“Fantastic. But how we pay for it?”

Larger law practices may be able to afford a full-time CISO,  staff, and perhaps a budget for security technology, etc. DO IT! But what about mid-size practices or solo-practitioners who, although they have no less responsibility to protect client data, simply don’t have the resources of their big firm counterparts? Thankfully, a full-time CISO is not the only option; budget-conscious attorneys might engage the services of a virtual CISO or MSSP (Managed Security Service Provider), who:

  • Can help your CIO or managing partner with specific scopes and projects,
  • Can be engaged monthly, on retainer or with pre-paid hours (often much less expensive than full-time staff), and
  • Can help you create a job requisition, interview and vet prospective W2 CISO candidates should you decide you need someone full-time.
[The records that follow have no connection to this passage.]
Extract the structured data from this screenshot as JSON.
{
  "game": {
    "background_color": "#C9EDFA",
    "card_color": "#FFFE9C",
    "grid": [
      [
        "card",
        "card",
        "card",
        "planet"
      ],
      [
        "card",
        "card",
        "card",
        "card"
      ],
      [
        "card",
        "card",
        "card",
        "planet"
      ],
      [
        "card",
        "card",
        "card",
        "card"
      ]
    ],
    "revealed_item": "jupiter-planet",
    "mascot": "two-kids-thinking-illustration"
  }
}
Here’s a short video from one such provider, Stonehill Technical Solutions, explaining what you get by outsourcing this to SMEs.
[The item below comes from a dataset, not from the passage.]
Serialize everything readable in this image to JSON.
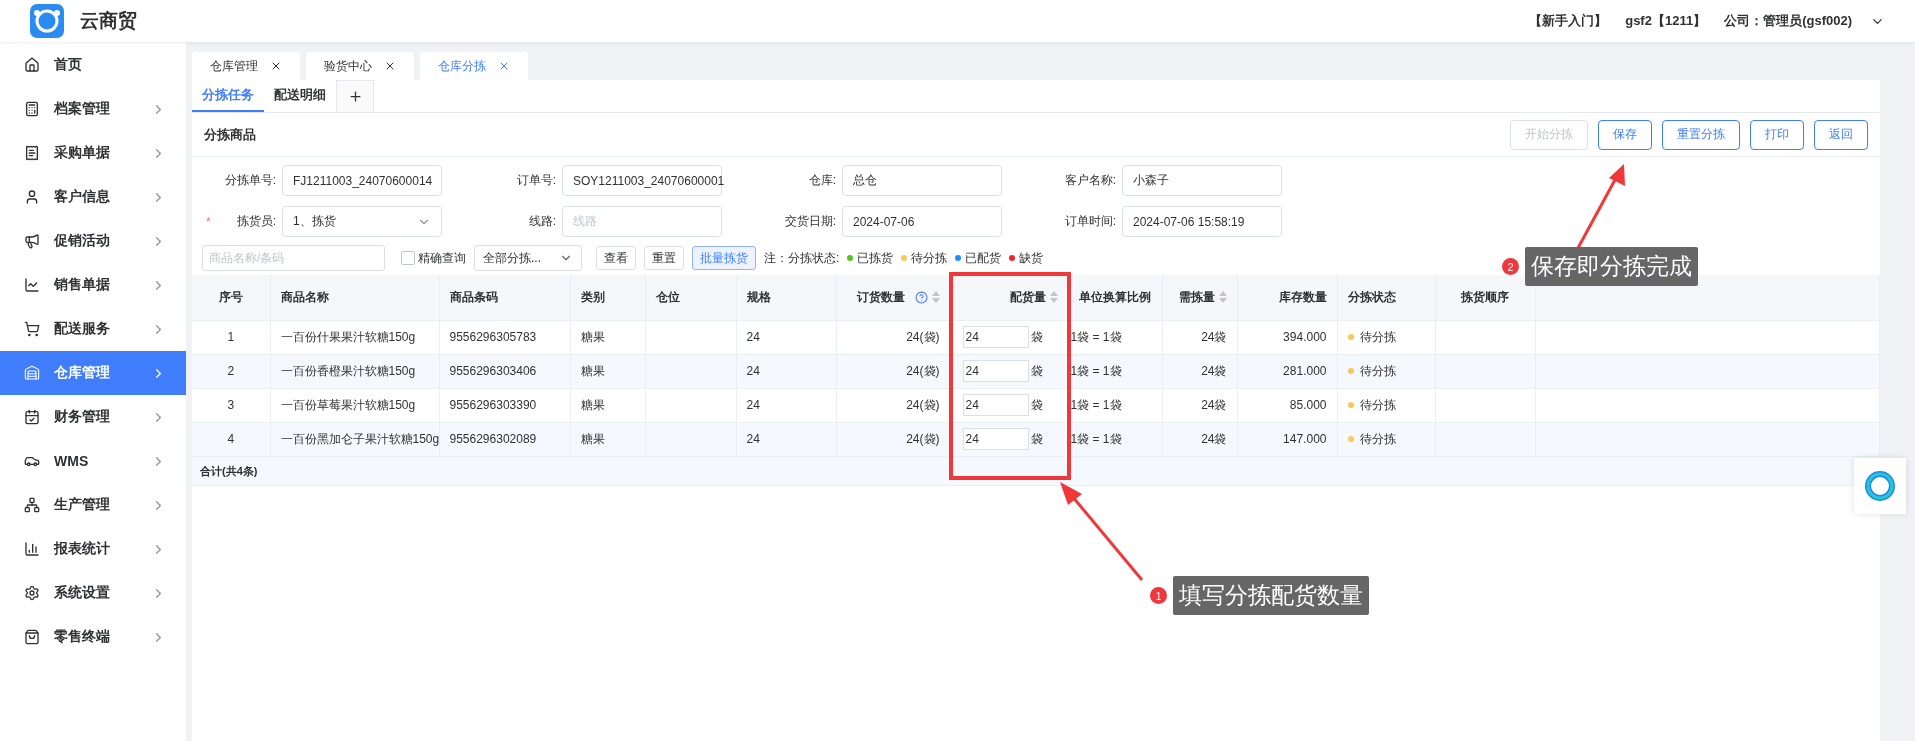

Next steps

After you identify potential CIO or vCIO candidates, they will likely want to meet with you for an initial consultation to learn about goals and challenges, followed by some kind of security audit or risk assessment. The results of the audit might cause some alarm as they will reveal how vulnerable you already are, and the findings will form the basis of the provider’s scope of work/proposal. It should, among other things, include a component to shore up your defenses initially, prescriptions for ongoing diligence, and some clue as to what they will put in place when (not if) the inevitable happens.

Don’t be too quick to use the proposal to price-shop the market, awarding the business to the lowest bidder; not all providers are created equal. Rather, let each candidate pull their own weight and come up with something original. This approach will give you the best sense of the capabilities of each candidate, and how they will help protect you.

There are evil Sith Lords who are bent on benefiting from your loss. Whether on the payroll, hired as a contractor, or as an outside vendor, make sure you have a Jedi Knight on your team dedicated to protecting the privacy and integrity of your data. And may the force be with you.

Originally posted by Kevin Krusiewicz on LinkedIn. Used by permission.